◆ About this task ◆
How many lines in the records below contain the string "data"? Answer with the number alone.

(App and web page records)

■ ■ ■

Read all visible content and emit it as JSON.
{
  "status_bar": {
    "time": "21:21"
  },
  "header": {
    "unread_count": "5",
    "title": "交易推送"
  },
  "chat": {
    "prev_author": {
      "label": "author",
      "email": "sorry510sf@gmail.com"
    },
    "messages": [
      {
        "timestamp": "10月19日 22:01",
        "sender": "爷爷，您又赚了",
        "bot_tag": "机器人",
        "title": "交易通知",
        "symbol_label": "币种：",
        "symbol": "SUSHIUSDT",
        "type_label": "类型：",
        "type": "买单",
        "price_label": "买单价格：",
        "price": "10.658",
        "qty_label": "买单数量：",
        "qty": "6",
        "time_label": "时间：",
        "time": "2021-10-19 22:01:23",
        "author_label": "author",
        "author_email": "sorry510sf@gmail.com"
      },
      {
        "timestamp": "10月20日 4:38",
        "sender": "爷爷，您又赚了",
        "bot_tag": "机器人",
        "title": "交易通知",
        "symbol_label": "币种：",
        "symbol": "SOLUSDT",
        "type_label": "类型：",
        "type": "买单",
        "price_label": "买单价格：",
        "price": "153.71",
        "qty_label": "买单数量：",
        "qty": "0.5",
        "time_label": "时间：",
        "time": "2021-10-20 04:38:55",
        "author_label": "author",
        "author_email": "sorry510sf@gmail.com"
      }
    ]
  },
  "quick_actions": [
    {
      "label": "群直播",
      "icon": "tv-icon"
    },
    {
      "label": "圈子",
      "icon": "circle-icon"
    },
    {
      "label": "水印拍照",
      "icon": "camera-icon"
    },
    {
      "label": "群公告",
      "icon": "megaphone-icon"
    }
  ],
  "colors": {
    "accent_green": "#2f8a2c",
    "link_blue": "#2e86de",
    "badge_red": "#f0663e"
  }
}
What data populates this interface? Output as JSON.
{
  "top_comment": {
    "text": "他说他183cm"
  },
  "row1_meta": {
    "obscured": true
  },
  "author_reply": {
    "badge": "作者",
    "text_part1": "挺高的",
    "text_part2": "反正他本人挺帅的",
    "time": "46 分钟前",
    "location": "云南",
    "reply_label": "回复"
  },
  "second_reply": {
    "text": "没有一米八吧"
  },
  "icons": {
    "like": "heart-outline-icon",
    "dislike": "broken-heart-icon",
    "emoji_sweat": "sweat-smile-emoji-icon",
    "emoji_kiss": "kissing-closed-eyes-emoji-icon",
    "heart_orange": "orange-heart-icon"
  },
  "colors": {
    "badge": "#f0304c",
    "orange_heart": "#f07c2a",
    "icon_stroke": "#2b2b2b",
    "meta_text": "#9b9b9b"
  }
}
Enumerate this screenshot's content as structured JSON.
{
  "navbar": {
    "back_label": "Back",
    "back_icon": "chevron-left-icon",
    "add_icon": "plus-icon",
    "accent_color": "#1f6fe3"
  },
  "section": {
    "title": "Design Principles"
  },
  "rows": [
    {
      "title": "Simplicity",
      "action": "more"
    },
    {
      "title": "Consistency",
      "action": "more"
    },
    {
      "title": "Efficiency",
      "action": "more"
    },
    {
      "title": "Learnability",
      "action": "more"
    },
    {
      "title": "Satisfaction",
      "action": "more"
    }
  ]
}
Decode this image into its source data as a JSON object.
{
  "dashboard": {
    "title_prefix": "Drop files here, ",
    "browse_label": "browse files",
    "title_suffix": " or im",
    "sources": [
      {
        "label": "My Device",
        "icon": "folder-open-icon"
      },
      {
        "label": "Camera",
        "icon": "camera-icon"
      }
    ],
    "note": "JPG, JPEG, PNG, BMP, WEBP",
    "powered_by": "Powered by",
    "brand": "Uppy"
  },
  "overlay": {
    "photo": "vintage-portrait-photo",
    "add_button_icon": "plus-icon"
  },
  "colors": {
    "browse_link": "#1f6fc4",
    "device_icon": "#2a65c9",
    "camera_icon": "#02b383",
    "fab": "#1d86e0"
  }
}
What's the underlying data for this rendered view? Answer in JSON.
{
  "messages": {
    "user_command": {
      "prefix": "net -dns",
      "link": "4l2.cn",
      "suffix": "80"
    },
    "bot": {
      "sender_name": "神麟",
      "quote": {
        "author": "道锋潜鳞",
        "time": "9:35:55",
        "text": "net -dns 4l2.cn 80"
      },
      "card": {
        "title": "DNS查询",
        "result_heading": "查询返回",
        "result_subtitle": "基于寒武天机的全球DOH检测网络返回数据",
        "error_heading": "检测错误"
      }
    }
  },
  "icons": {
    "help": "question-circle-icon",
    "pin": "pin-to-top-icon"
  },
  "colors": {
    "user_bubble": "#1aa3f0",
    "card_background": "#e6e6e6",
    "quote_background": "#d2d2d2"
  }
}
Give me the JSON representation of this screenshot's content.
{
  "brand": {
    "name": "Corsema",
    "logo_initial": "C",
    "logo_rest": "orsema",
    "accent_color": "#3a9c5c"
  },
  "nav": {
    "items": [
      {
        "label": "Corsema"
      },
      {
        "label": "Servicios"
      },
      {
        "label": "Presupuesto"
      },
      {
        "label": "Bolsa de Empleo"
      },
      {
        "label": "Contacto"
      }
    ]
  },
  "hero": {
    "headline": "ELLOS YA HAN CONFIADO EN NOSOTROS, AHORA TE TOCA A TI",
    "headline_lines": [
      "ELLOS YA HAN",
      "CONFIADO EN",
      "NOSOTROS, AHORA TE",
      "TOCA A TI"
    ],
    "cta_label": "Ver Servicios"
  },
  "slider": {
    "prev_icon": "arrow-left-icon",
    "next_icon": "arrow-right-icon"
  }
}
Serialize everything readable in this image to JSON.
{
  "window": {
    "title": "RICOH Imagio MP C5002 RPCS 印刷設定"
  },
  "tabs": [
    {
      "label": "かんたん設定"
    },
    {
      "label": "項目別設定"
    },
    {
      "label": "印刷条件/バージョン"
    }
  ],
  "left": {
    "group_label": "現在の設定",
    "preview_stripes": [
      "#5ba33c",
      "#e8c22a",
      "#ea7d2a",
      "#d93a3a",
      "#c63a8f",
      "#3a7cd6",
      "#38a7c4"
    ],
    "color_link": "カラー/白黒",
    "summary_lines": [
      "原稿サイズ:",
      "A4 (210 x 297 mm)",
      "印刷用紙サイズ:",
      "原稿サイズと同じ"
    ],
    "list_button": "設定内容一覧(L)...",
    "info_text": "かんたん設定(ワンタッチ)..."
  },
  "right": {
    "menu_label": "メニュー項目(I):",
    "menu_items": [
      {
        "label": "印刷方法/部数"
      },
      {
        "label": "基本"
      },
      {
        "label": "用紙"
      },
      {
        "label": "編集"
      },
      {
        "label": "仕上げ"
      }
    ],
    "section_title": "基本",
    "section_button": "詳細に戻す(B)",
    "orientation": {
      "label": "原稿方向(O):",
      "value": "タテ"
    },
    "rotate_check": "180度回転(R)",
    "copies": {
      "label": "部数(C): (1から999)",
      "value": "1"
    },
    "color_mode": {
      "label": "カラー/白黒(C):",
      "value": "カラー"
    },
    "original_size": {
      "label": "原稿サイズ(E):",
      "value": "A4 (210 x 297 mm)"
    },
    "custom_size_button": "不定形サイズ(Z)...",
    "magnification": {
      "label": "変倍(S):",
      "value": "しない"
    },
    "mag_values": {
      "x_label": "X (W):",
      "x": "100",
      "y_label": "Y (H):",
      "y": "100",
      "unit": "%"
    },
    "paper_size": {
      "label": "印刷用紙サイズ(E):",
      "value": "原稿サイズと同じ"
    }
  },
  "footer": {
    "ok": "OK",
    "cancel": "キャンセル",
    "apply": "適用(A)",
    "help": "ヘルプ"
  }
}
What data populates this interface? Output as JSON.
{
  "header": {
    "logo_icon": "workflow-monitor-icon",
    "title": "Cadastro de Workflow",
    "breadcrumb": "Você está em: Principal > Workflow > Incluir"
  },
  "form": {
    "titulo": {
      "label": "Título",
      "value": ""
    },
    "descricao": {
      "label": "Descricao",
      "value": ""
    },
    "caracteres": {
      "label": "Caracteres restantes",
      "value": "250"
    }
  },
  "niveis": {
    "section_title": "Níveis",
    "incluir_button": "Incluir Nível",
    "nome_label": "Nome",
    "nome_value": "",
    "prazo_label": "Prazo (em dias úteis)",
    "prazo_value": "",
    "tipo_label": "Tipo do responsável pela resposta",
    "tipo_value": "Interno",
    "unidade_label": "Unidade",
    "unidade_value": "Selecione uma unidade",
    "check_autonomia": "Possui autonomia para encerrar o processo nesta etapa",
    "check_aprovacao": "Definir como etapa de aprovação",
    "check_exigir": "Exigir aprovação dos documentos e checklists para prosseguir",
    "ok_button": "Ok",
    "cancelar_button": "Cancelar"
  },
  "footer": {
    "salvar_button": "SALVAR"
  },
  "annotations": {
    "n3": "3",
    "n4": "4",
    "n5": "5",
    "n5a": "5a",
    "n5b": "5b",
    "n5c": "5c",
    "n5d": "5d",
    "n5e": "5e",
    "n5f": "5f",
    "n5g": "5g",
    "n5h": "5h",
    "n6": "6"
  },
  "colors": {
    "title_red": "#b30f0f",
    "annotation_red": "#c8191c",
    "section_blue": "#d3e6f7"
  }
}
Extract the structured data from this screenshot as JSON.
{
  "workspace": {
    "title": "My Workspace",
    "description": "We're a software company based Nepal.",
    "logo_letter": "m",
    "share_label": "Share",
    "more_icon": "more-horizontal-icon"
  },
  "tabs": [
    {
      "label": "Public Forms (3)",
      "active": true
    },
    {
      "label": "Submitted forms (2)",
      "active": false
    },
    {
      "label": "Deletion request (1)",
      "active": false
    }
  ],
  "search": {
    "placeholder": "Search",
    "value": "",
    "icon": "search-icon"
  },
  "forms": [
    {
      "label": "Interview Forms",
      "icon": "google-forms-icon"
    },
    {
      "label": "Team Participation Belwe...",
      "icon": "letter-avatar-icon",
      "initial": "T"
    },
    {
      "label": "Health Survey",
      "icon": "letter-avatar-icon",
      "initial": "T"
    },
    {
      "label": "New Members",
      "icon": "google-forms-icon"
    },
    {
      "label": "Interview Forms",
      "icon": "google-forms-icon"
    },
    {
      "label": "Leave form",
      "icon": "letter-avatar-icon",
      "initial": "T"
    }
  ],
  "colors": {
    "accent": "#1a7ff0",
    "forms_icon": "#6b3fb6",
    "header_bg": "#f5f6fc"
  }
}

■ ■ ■

◆ Reply to the exercise ◆
5